* [WHAT THE TASK ASKS]: Comb through the entries for "apenas" and pull out each line that holds it.

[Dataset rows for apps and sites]

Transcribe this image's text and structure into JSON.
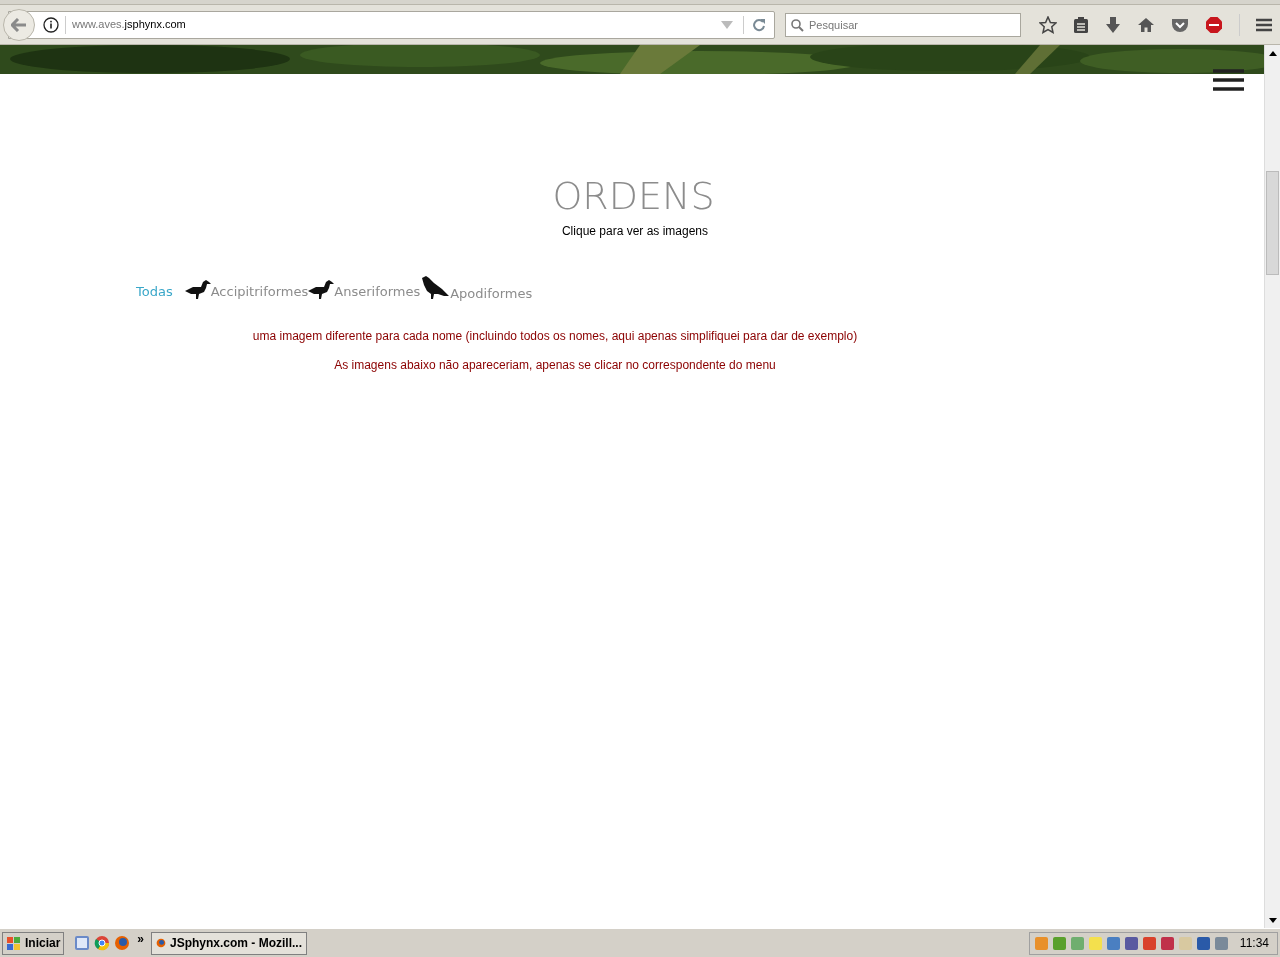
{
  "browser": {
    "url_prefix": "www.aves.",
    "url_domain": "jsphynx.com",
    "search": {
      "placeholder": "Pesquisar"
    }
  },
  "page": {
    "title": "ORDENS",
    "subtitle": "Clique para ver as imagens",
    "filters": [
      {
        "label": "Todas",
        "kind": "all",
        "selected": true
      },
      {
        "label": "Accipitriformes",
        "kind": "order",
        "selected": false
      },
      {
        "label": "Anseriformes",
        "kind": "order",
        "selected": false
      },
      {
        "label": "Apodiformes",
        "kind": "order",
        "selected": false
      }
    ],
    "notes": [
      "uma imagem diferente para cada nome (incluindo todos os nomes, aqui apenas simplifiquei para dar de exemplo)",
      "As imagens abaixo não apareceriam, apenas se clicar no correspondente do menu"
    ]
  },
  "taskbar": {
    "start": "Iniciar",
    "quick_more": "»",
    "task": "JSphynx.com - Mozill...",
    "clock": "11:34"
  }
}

* [OUTPUT]:
      "uma imagem diferente para cada nome (incluindo todos os nomes, aqui apenas simplifiquei para dar de exemplo)",
      "As imagens abaixo não apareceriam, apenas se clicar no correspondente do menu"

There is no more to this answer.